Two years ago, Ali escaped what had been a traumatic and dangerous upbringing in Albania, where he was often locked in a hut by family members, and unable to attend school. With the help of a friend, he got out, made it to the Calais Jungle, then hitched a ride on a lorry. Speaking only broken English, Ali ended up in Bristol, and found refuge at the home of foster carer John Stokes. Within a month, he had enrolled at catering college.
Today, at 18 years old, Ali is one of the country's most promising young chefs. He has just completed his second year on a food technology course at the City of Bristol College’s Skills Academy, and came third in this year's misleadingly named Young Peruvian Chef of the Year competition in London, despite being the most inexperienced chef to make the final. He is now being mentored by Simon Hulstone, chef-patron of Michelin-starred The Elephant in Torquay, Devon (currently running a pop-up at the John Lewis Gardening Society in London.)
Ali could be soon sent back to Albania.
Hulstone tells me: "Ali has worked with me for over a year, with the threat of deportation hanging over his head throughout. He is a keen and talented young man who has found a passion for cooking. For all this to be taken away from him is an injustice, and we hope to fight our way to keeping him here — safe, employed, enjoying life and paying his taxes.” He describes Ali as "polite" and "always on time", and says he has "the ability to be an amazing young chef".
“I see a lot of myself as a young chef in Ali — someone who is keen to progress, but also trying to hold onto their youth. The difference is Ali's youth only started last year."
Upon arriving in Britain, Ali applied for asylum as an unaccompanied minor, but was turned down. The Home Office's policy on Albanian nationals is confusing, at best. Ali’s latest application, which he made in November 2016, was rejected two weeks ago. His temporary visa has long since run out. Unable to qualify for legal aid, Ali must now find £5,000 for an upcoming court appearance, which might give him a chance to find sanctuary in the UK, and to build what, it is reasonable to assume, would be a successful career in restaurants.

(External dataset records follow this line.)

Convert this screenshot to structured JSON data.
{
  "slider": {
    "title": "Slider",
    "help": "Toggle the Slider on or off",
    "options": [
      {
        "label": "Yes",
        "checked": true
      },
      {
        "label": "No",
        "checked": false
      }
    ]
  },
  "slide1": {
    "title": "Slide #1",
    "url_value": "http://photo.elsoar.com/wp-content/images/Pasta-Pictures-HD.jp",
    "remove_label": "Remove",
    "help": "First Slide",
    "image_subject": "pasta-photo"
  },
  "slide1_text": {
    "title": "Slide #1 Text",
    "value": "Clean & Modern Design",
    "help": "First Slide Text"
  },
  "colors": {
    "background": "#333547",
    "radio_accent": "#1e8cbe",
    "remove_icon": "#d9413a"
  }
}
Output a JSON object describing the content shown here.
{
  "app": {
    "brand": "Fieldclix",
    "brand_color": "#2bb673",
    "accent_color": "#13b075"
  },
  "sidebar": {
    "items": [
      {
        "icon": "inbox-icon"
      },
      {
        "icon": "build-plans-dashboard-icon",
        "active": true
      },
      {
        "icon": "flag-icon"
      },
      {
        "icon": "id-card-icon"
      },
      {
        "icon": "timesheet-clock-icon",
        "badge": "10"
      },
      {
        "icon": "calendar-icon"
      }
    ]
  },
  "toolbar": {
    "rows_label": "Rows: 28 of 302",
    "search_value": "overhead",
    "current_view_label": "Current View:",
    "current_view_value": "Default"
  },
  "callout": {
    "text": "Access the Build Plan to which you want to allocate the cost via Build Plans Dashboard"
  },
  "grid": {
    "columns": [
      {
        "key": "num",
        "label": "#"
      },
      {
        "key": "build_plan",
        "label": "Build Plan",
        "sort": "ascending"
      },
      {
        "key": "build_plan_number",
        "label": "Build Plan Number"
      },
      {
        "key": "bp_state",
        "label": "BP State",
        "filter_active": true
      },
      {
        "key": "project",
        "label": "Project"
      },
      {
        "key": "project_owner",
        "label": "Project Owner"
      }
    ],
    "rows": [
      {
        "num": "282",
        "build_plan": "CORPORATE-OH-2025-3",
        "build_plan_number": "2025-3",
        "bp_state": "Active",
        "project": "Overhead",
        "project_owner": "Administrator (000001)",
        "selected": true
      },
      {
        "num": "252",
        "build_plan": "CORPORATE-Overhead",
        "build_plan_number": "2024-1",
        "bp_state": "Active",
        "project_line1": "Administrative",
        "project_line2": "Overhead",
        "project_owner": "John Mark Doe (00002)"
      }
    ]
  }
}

John Stokes, who takes in children as a temporary foster carer at his home in South Bristol, believes Ali’s story is a clear example of how Britain benefits from diversity. He tells Eater London: “After over 25 years of fostering troubled teenagers, I thought I'd seen it all. Then a skinny and timid Ali arrived. When I put the first meal on the table (his first experience of a supermarket quiche), he quickly realised that, if he was to stay around, he had better learn to cook.
“In his 16 years, Ali had only known neglect, abuse and constant fear. These new feelings of belonging, safety and security — those things most of us take for granted — were as foreign as the quiche to him.
“Ali has made a new life. He has excelled and will be a star. This young man has a real and absolute passion for food. When he arrived, he watched Jamie Oliver and Gordon Ramsay videos all night. He talked endlessly about herbs and flavours and, for the first time in his life, he discovered international cuisine. Watching a boy experience and develop new skills has been a true delight and joy.”
Stokes has been unable to adopt Ali: “I told him that, for the rest of my life, he would be my son, maybe not on paper, but in my heart.”
Together with Hulstone, who has put in some of his own money, and others in the Bristol and food communities, Stokes is appealing the Home Office rejection of asylum. A fundraising page has been set up for Ali, alongside a #Fight4Ali campaign on social media.